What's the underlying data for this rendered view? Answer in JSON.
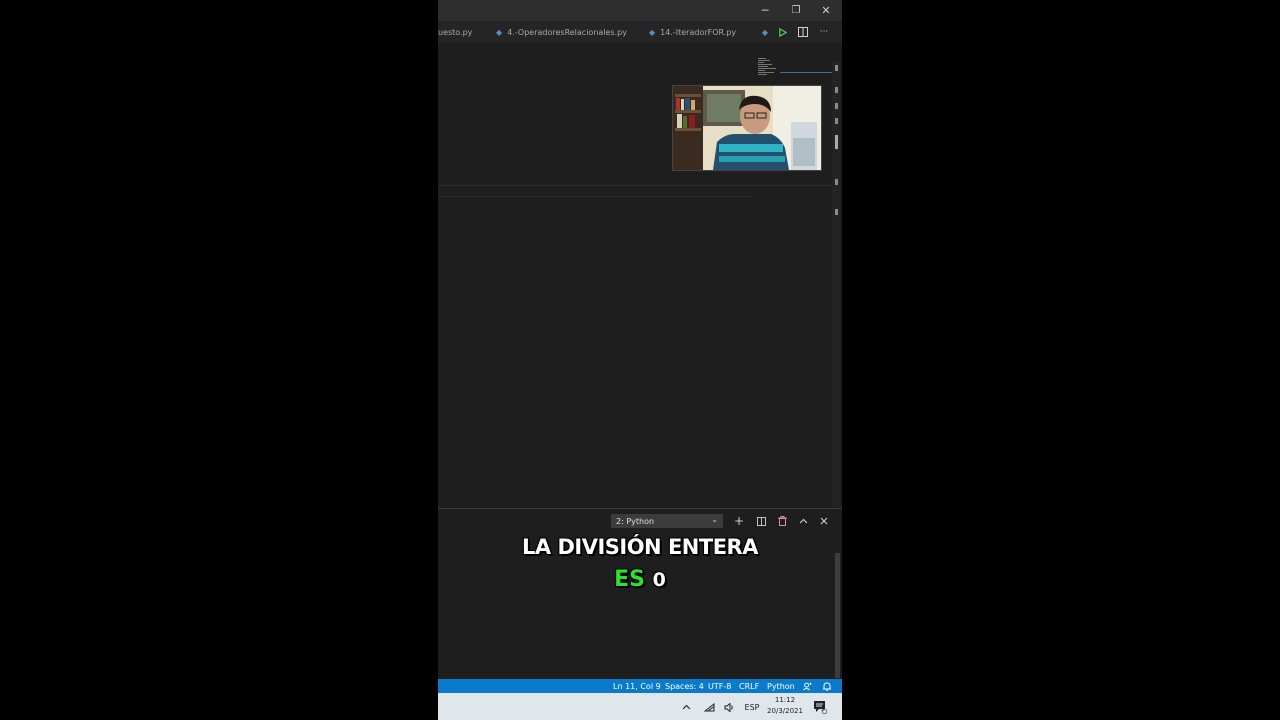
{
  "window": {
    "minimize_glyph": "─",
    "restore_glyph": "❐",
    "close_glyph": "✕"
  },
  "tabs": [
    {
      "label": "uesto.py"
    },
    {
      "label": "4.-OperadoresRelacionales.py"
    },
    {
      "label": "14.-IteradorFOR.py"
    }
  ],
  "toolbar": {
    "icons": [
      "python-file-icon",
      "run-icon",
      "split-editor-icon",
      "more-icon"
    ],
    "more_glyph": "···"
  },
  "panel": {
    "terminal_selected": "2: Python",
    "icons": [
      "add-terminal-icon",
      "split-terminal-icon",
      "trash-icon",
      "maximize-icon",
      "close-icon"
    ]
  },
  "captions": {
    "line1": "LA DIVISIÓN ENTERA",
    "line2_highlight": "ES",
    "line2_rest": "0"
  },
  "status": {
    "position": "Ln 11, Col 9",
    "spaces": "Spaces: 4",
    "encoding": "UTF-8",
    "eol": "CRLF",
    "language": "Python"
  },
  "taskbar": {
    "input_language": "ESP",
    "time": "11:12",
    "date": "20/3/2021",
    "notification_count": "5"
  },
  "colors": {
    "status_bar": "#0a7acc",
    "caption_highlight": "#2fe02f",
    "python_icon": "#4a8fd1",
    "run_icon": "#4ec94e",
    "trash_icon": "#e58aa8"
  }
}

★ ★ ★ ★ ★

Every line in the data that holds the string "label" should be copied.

Solved exercise:
      "label": "uesto.py"
      "label": "4.-OperadoresRelacionales.py"
      "label": "14.-IteradorFOR.py"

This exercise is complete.